Dramamine, a brand-name version of the drug Dimenhydrinate, is an antihistamine medication used to treat nausea, vomiting, and dizziness caused by motion sickness. It is used in both humans and small animals such as dogs.
What Causes Motion Sickness in Dogs?
So, we know that car rides and any travel can cause motion sickness in our dogs. But what is actually happening? Motion sickness is closely tied to your dog’s vestibular system. The vestibular system involves the inner ear and is responsible for sending sensory information to the brain as it relates to motion and balance. When this system is thrown off, say by a turn in the road while traveling in a car, therein enters motion sickness. Other sudden changes in balance or motion can also cause motion sickness, but more often than not, especially with dogs, they will occur when traveling in a car.
Motion sickness is more commonly found in puppies and younger dogs. Like humans, motion sickness usually affects children more than adults. The reason is, young dogs and human children have underdeveloped vestibular systems, making them more vulnerable to the effects of motion sickness.
Common Signs of Motion Sickness in Dogs:
- Excessive Drooling
- Excessive Yawning
Dosing & Administration
Dramamine will generally come in pill or tablet form and can be given with or without food. It will need to be prescribed by your veterinarian. Dramamine will usually take 30-45 mins to take effect, so it is best to administer your dog’s dose before their travel or other events. It should not be given more than once in an 8-hour period. Normally, veterinarians follow a dosing structure of about 2-4mg of Dramamine per pound of body weight.
While it is common practice to try and hide your dog’s medication in their food bowl, it can also be helpful to limit food intake before traveling or entering another motion-sickness-prone situation. If your dog does not accept the Dramamine without it being concealed in some way, try hiding it in a small treat that they typically enjoy, rather than including it in their meal.
Side Effects of Dramamine in Dogs:
- Trouble Urinating
You may look at these potential side effects and think, “Hmm, ironic that the side effects can include vomiting, which is exactly what we’re trying to avoid.” The good news is these side effects are not very common. Contact your veterinarian if you think your dog is showing adverse side effects to Dramamine or signs of an allergic reaction.
Is Dramamine Right for My Dog?
If your dog struggles with travel and has shown signs of motion sickness, Dramamine may be a valid option.

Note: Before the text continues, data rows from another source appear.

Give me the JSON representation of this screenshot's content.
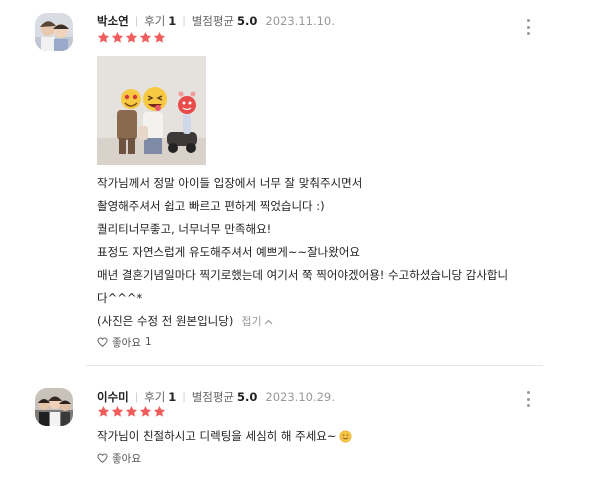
{
  "reviews": [
    {
      "name": "박소연",
      "reviews_label": "후기",
      "reviews_count": "1",
      "avg_label": "별점평균",
      "avg_value": "5.0",
      "date": "2023.11.10.",
      "rating": 5,
      "lines": [
        "작가님께서 정말 아이들 입장에서 너무 잘 맞춰주시면서",
        "촬영해주셔서 쉽고 빠르고 편하게 찍었습니다 :)",
        "퀄리티너무좋고, 너무너무 만족해요!",
        "표정도 자연스럽게 유도해주셔서 예쁘게~~잘나왔어요",
        "매년 결혼기념일마다 찍기로했는데 여기서 쭉 찍어야겠어용! 수고하셨습니당 감사합니",
        "다^^^*",
        "(사진은 수정 전 원본입니당)"
      ],
      "fold_label": "접기",
      "like_label": "좋아요",
      "like_count": "1"
    },
    {
      "name": "이수미",
      "reviews_label": "후기",
      "reviews_count": "1",
      "avg_label": "별점평균",
      "avg_value": "5.0",
      "date": "2023.10.29.",
      "rating": 5,
      "text": "작가님이 친절하시고 디렉팅을 세심히 해 주세요~",
      "like_label": "좋아요"
    }
  ],
  "colors": {
    "star": "#f15c5c",
    "emoji": "#f7c842"
  },
  "icons": [
    "more-vertical-icon",
    "star-icon",
    "heart-outline-icon",
    "chevron-up-icon",
    "smile-emoji-icon"
  ]
}
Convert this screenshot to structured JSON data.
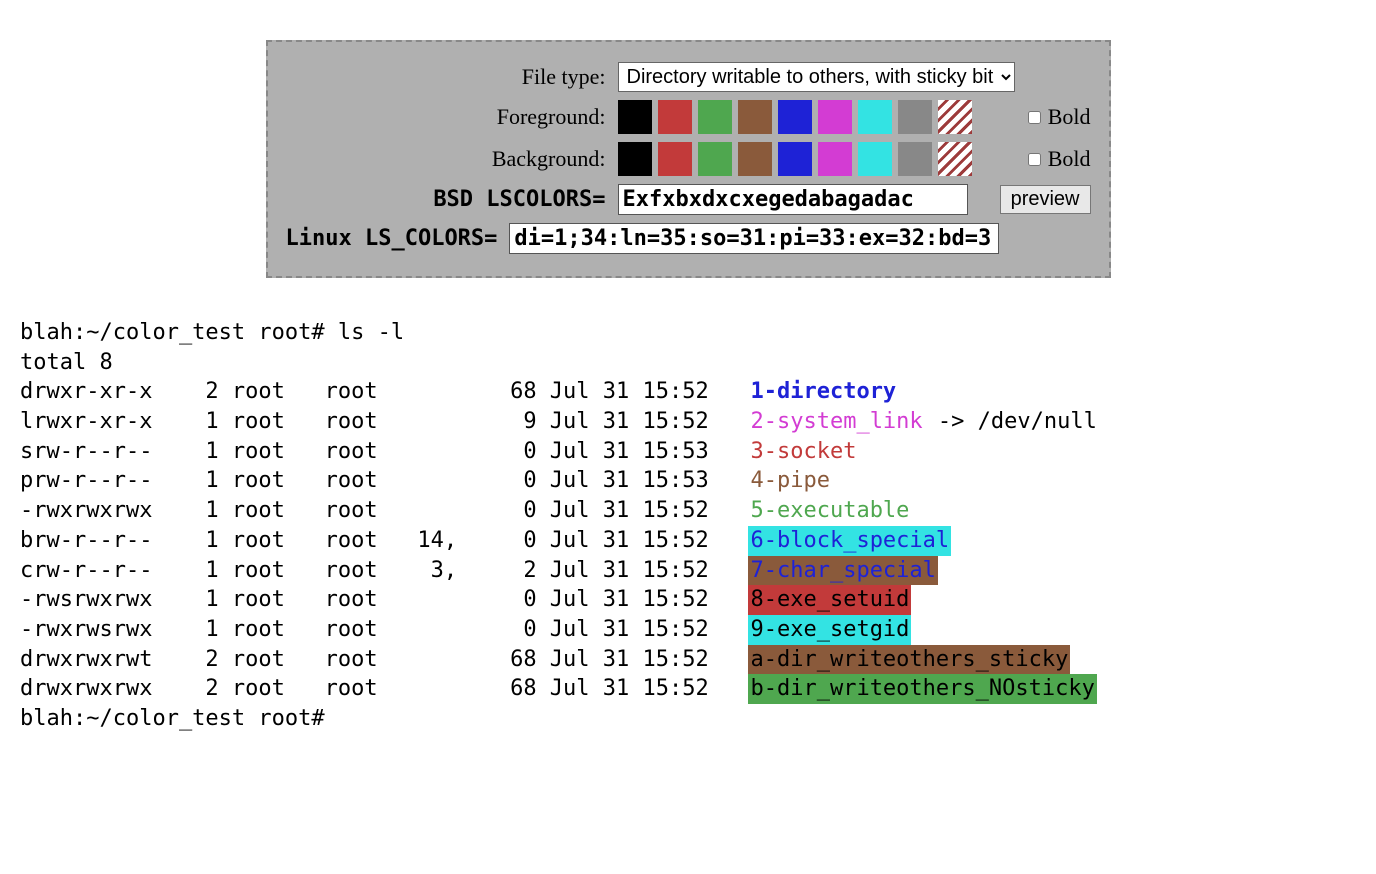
{
  "panel": {
    "file_type_label": "File type:",
    "file_type_value": "Directory writable to others, with sticky bit",
    "foreground_label": "Foreground:",
    "background_label": "Background:",
    "bold_label": "Bold",
    "bsd_label": "BSD LSCOLORS=",
    "bsd_value": "Exfxbxdxcxegedabagadac",
    "linux_label": "Linux LS_COLORS=",
    "linux_value": "di=1;34:ln=35:so=31:pi=33:ex=32:bd=3",
    "preview_label": "preview",
    "swatches": [
      "#000000",
      "#c23a3a",
      "#4fa74f",
      "#8a5a3b",
      "#1e22d6",
      "#d33cd3",
      "#33e3e3",
      "#888888"
    ]
  },
  "terminal": {
    "prompt1": "blah:~/color_test root# ls -l",
    "total": "total 8",
    "prompt2": "blah:~/color_test root#",
    "rows": [
      {
        "perm": "drwxr-xr-x",
        "links": "2",
        "owner": "root",
        "group": "root",
        "maj": "",
        "size": "68",
        "date": "Jul 31 15:52",
        "name": "1-directory",
        "fg": "#1e22d6",
        "bg": "",
        "bold": true,
        "suffix": ""
      },
      {
        "perm": "lrwxr-xr-x",
        "links": "1",
        "owner": "root",
        "group": "root",
        "maj": "",
        "size": "9",
        "date": "Jul 31 15:52",
        "name": "2-system_link",
        "fg": "#d33cd3",
        "bg": "",
        "bold": false,
        "suffix": " -> /dev/null"
      },
      {
        "perm": "srw-r--r--",
        "links": "1",
        "owner": "root",
        "group": "root",
        "maj": "",
        "size": "0",
        "date": "Jul 31 15:53",
        "name": "3-socket",
        "fg": "#c23a3a",
        "bg": "",
        "bold": false,
        "suffix": ""
      },
      {
        "perm": "prw-r--r--",
        "links": "1",
        "owner": "root",
        "group": "root",
        "maj": "",
        "size": "0",
        "date": "Jul 31 15:53",
        "name": "4-pipe",
        "fg": "#8a5a3b",
        "bg": "",
        "bold": false,
        "suffix": ""
      },
      {
        "perm": "-rwxrwxrwx",
        "links": "1",
        "owner": "root",
        "group": "root",
        "maj": "",
        "size": "0",
        "date": "Jul 31 15:52",
        "name": "5-executable",
        "fg": "#4fa74f",
        "bg": "",
        "bold": false,
        "suffix": ""
      },
      {
        "perm": "brw-r--r--",
        "links": "1",
        "owner": "root",
        "group": "root",
        "maj": "14,",
        "size": "0",
        "date": "Jul 31 15:52",
        "name": "6-block_special",
        "fg": "#1e22d6",
        "bg": "#33e3e3",
        "bold": false,
        "suffix": ""
      },
      {
        "perm": "crw-r--r--",
        "links": "1",
        "owner": "root",
        "group": "root",
        "maj": "3,",
        "size": "2",
        "date": "Jul 31 15:52",
        "name": "7-char_special",
        "fg": "#1e22d6",
        "bg": "#8a5a3b",
        "bold": false,
        "suffix": ""
      },
      {
        "perm": "-rwsrwxrwx",
        "links": "1",
        "owner": "root",
        "group": "root",
        "maj": "",
        "size": "0",
        "date": "Jul 31 15:52",
        "name": "8-exe_setuid",
        "fg": "#000000",
        "bg": "#c23a3a",
        "bold": false,
        "suffix": ""
      },
      {
        "perm": "-rwxrwsrwx",
        "links": "1",
        "owner": "root",
        "group": "root",
        "maj": "",
        "size": "0",
        "date": "Jul 31 15:52",
        "name": "9-exe_setgid",
        "fg": "#000000",
        "bg": "#33e3e3",
        "bold": false,
        "suffix": ""
      },
      {
        "perm": "drwxrwxrwt",
        "links": "2",
        "owner": "root",
        "group": "root",
        "maj": "",
        "size": "68",
        "date": "Jul 31 15:52",
        "name": "a-dir_writeothers_sticky",
        "fg": "#000000",
        "bg": "#8a5a3b",
        "bold": false,
        "suffix": ""
      },
      {
        "perm": "drwxrwxrwx",
        "links": "2",
        "owner": "root",
        "group": "root",
        "maj": "",
        "size": "68",
        "date": "Jul 31 15:52",
        "name": "b-dir_writeothers_NOsticky",
        "fg": "#000000",
        "bg": "#4fa74f",
        "bold": false,
        "suffix": ""
      }
    ]
  }
}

It is vital to address the issue, and if not, your dog may start associating motion sickness with things such as riding in the car, making things even more difficult moving forward. With Dramamine, they can get back to sticking their head out the car window and enjoying the wind in their hair!